Escaping the subscription trap

In 2011, I was lucky enough to go travelling around the world, which I can only describe as one of the best things I have ever done. However, when I got back and started taking stock of my finances, I noticed a £15 charge to a company that I didn’t recognise.

I found this charge on numerous monthly bank statements, so I did some Googling to investigate. Google told me which company was the likely culprit, so I called them to find out what was going on. The operator informed me that I was subscribed to their monthly magazine for £15 every month, which didn’t seem like something I would do.

It turned out that I had entered an introductory trial of their magazine, which entailed paying £3 for three issues. What I didn’t know, was that after the 3rd issue I would automatically be charged £15 every month until I decided to opt out. It turns out I had been charged this amount for over a year, so had spent £200 on a service I didn’t even know about. I felt I had been duped.

The subscription 'trap'

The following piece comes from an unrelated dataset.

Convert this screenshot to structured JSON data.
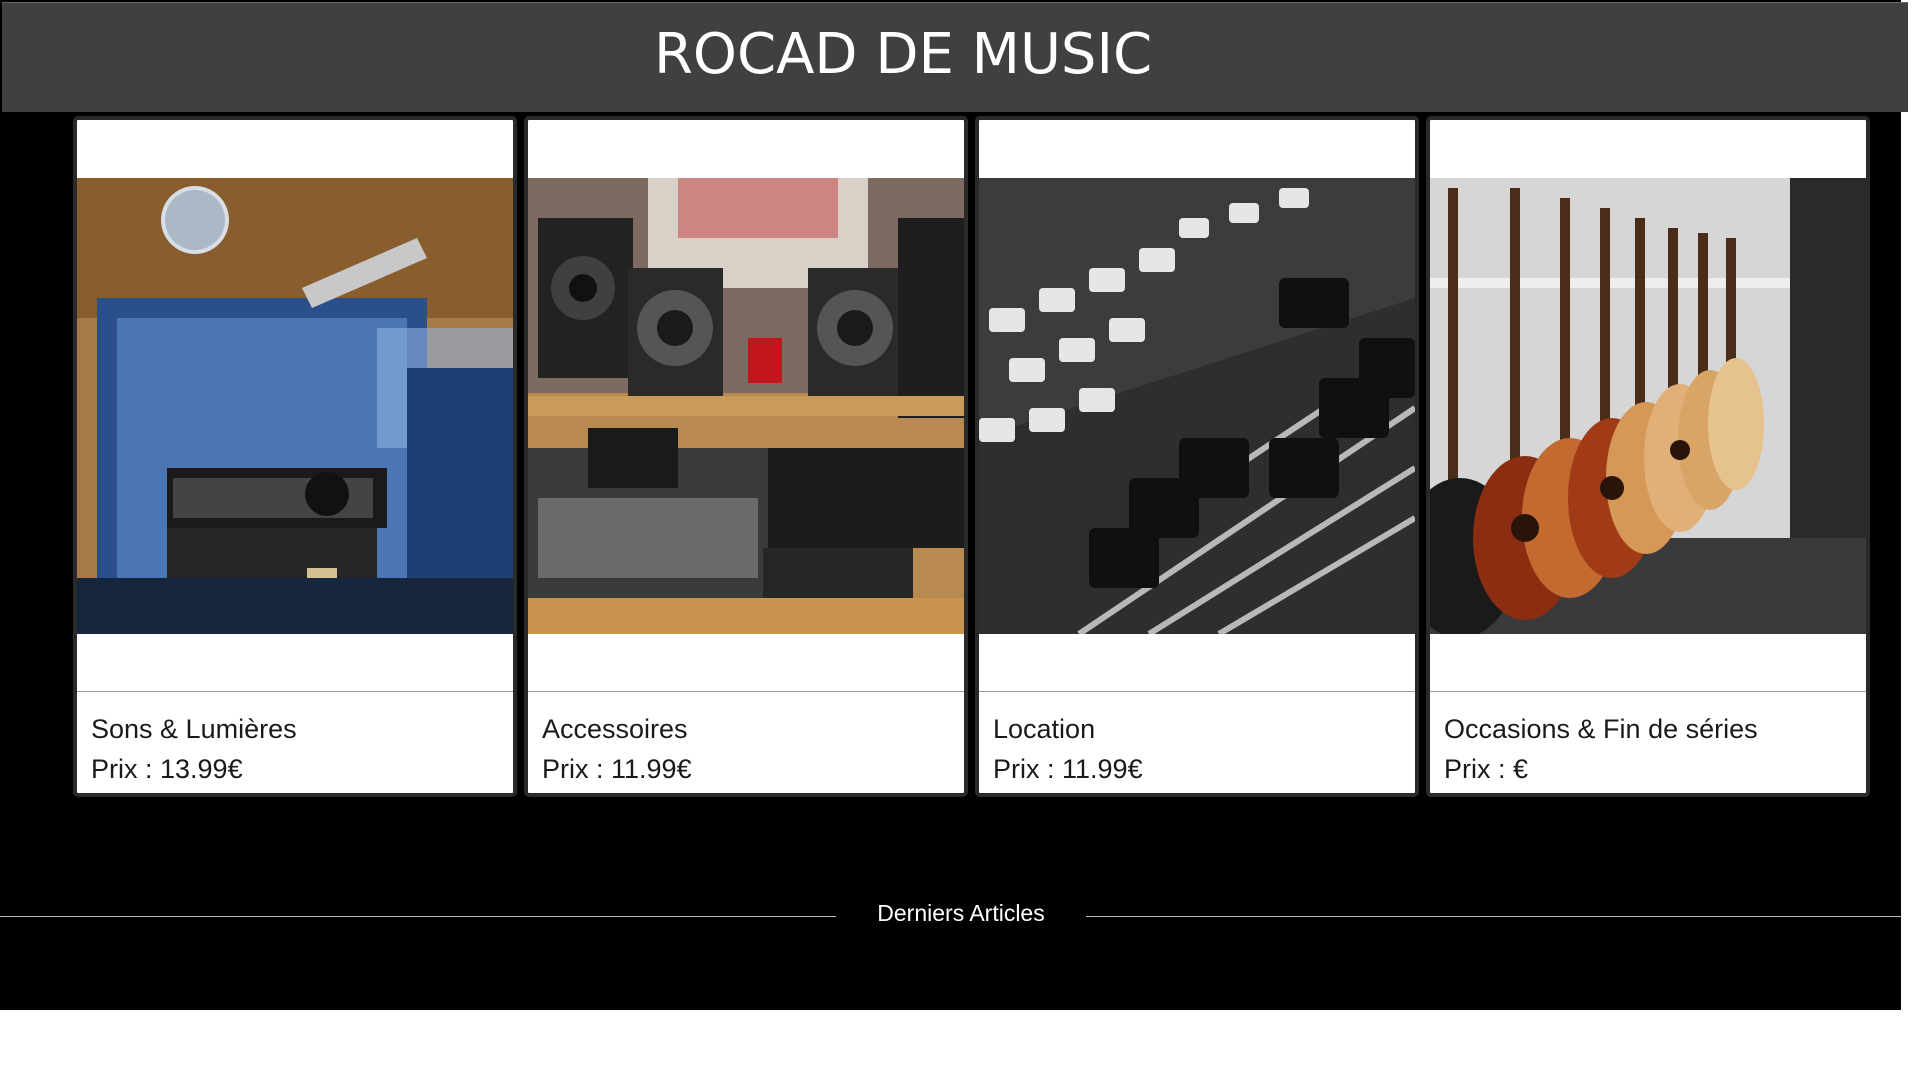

To put this into perspective, £200 would have paid for 30 additional nights of accommodation in Vietnam, or 3 months of restaurant meals in local dining spots in Thailand. Instead it had dripped out of my fingers £15 at a time, because of my own carelessness. I felt negligent, ashamed and embarrassed and I didn’t tell a soul.

This is a common ploy used by companies, and it costs the UK £4bn per year. It starts with people entering cheap trials that then begin charging automatically at the end of the trial period. These payments continue unchecked because they are small, infrequent and often intentionally mislabelled. The problem is compounded by the fact that, when they realise, people often find it hard to escape due to deliberately opaque and long-winded cancellation procedures.

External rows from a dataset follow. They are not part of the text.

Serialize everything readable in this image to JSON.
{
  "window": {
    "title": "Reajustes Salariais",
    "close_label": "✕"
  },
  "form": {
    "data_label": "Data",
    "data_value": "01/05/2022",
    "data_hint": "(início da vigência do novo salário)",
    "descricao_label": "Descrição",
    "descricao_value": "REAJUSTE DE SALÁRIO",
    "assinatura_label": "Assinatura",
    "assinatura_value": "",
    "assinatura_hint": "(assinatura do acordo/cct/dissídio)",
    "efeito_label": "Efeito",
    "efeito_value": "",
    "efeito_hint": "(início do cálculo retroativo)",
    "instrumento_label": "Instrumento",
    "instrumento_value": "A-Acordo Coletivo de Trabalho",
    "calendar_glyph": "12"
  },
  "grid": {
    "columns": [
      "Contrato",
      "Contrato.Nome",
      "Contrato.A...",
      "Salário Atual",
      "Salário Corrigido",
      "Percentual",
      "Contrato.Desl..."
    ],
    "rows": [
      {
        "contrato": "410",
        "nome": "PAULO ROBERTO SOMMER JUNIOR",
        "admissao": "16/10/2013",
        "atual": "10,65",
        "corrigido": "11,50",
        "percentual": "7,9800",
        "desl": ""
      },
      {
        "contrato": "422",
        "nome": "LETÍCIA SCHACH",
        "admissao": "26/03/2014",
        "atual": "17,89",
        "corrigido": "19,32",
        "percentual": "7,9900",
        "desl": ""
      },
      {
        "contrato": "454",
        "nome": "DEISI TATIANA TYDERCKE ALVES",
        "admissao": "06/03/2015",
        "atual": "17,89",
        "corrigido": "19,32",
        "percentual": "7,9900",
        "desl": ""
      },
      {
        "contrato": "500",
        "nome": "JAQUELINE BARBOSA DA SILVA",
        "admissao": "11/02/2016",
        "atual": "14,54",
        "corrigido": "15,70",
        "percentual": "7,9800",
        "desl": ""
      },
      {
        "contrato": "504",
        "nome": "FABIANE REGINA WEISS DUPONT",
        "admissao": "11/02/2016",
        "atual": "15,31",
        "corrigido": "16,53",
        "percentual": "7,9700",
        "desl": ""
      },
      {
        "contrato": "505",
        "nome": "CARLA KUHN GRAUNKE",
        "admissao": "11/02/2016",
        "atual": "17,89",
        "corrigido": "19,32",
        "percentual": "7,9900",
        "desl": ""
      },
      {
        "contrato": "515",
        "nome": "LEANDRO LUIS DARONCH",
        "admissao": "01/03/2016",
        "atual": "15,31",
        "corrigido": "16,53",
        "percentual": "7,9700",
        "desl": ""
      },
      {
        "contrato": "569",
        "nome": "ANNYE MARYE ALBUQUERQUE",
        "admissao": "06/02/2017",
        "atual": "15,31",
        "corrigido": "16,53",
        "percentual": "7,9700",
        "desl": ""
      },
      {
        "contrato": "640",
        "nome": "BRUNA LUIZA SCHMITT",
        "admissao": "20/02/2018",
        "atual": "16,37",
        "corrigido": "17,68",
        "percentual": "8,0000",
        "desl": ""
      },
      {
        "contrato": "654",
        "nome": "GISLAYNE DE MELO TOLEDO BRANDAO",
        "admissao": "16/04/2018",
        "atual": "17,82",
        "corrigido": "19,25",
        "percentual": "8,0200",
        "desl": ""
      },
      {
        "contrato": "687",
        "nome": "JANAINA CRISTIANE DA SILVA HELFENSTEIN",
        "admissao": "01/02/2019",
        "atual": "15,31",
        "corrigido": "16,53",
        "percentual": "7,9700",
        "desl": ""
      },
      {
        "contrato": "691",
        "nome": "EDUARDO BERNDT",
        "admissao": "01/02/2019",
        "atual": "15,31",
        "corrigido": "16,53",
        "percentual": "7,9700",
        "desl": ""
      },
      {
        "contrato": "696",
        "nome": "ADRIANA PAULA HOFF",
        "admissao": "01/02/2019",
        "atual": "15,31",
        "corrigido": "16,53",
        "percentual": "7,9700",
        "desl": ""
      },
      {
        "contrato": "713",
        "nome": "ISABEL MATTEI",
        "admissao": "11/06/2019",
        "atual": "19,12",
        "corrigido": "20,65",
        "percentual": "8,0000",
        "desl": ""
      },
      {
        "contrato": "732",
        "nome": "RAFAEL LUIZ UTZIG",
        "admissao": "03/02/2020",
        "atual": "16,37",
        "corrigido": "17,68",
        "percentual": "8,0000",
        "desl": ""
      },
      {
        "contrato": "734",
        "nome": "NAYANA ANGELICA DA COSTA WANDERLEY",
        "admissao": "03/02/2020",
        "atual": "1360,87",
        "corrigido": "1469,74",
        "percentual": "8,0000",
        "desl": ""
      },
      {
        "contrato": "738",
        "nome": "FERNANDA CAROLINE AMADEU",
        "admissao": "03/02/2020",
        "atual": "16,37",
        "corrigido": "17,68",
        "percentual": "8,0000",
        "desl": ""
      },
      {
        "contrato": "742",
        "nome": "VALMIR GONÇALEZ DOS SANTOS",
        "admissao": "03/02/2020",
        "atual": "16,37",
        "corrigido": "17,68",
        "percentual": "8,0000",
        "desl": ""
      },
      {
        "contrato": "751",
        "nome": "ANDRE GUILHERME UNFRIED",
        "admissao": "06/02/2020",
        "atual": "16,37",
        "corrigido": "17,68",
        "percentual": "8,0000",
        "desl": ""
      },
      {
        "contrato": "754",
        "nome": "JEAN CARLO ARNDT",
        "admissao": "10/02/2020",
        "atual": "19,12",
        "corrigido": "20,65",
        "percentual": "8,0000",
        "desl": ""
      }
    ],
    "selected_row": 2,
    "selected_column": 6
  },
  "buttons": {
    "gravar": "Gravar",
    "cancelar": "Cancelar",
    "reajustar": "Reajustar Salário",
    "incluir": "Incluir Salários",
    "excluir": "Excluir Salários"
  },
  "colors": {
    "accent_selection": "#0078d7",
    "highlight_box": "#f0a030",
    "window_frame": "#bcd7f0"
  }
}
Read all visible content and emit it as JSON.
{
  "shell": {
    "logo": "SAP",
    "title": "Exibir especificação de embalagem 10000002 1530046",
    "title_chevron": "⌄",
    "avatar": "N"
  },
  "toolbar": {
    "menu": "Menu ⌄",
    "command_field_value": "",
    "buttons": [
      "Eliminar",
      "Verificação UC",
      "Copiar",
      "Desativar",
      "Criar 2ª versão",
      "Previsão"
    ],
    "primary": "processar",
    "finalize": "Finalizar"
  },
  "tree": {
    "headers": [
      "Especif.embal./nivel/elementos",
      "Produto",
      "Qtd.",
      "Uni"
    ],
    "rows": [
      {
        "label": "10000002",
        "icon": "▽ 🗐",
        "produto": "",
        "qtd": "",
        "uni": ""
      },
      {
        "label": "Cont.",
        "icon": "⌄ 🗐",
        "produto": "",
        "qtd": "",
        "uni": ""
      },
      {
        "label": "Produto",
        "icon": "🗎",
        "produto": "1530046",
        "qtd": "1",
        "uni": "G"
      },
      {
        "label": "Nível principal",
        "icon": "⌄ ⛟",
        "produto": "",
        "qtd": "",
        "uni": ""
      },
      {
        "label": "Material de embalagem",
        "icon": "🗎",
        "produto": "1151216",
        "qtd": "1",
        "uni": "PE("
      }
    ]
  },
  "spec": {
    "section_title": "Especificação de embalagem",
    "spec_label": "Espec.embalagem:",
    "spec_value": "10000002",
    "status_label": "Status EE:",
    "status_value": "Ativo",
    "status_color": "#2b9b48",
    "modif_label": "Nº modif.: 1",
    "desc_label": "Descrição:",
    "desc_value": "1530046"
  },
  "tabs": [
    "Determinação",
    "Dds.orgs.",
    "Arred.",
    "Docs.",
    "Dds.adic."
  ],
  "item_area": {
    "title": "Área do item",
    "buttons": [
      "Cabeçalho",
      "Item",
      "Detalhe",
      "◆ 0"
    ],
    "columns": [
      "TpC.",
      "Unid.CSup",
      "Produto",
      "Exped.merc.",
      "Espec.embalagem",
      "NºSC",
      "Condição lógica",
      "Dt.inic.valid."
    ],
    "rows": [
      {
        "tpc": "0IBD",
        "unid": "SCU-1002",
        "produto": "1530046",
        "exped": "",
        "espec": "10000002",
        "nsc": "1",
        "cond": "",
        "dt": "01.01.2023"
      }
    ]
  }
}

Research by Money & Mental Health shows that people with mental health problems are more likely to fall into these so-called ‘subscription traps’. 71% of people with mental health conditions say they have signed up to subscription services, compared to 58% of people without. Once signed up they are more likely to forget to cancel, and three times more likely to be put off by phone-only cancellation procedures. 21% of those who said they’d put cancellation off even though they no longer wanted the service said it was because they thought the company would pressure them to stay, 20% thought it would take a lot of effort and 9% said they didn’t know how.

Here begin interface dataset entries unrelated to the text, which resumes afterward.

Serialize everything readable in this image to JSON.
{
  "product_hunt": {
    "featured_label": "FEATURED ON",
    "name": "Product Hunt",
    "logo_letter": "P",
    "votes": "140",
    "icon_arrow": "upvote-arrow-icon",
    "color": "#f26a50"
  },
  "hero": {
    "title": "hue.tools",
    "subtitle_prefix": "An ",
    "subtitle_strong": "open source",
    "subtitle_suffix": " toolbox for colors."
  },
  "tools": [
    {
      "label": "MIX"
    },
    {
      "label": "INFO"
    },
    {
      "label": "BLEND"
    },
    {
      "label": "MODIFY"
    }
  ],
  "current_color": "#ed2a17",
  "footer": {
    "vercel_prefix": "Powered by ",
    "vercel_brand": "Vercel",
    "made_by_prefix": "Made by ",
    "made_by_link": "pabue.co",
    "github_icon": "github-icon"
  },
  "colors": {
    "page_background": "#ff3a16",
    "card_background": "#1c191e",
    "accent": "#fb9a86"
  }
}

“It would have been the sort of thing I’d have hidden from, with the hope it would go away. It would have caused me stress without me even knowing that that’s what was bugging me. They don’t understand the stress it can cause some people.”

A complicated process

Following my experience of getting caught out by an unwanted subscription, I set up a company called SmartBill. We protect other people from this problem by keeping an eye on recurring payments, and then cancelling on your behalf when you want to. Given our experience of cancelling subscriptions, we can attest that current cancellation procedures need to be changed. Citizens Advice found that two million people struggle to cancel subscriptions in the UK each year and this doesn’t surprise us.

The first challenge is in actually finding the cancellation procedure, which can be hidden in long company T&C’s or in a dark corner of the website. In addition, the stated procedures don’t necessarily work in practice. Some companies state that you can cancel online but you need to phone to complete the cancellation. Phone cancellation results in endless menu navigation and long wait times to get through to someone who can help. It’s also not uncommon to make multiple calls because you don’t know what information you need to provide on the first call. When online cancellation is available, the processing times can be so long that you need to call if you want to enact your cancellation before the next payment date. This process can be even harder to navigate in a period of poor mental health.

We also find that those consumers who fear being pressured into staying with companies are not entirely wrong. We often find ourselves being presented with incentives to avoid the cancellation. Whilst some people use this avenue to intentionally secure cheaper deals, we understand why this would deter others from calling up at all.

Providing an escape route

We think that companies should offer a multitude of cancellation options to enable users to the route they find most manageable, including both online and phone cancellation. For online cancellation, we think a cancellation email address should be mandatory as opposed to having to log into your account, which requires remembering the email, username or password for that account which is easily forgotten. We also think that it should be easier to cancel on someone’s behalf, where the account holder is not able to make the cancellation themselves, but has provided the necessary information to a third party. Given the challenges outlined by Money and Mental Health and our own experience, we think this would remove the barriers to cancellation for a lot of people.

We were glad the UK government committed to tackling the ‘subscription trap’ in the Spring 2017 budget, and we look forward to seeing what measures they propose to solve the problem.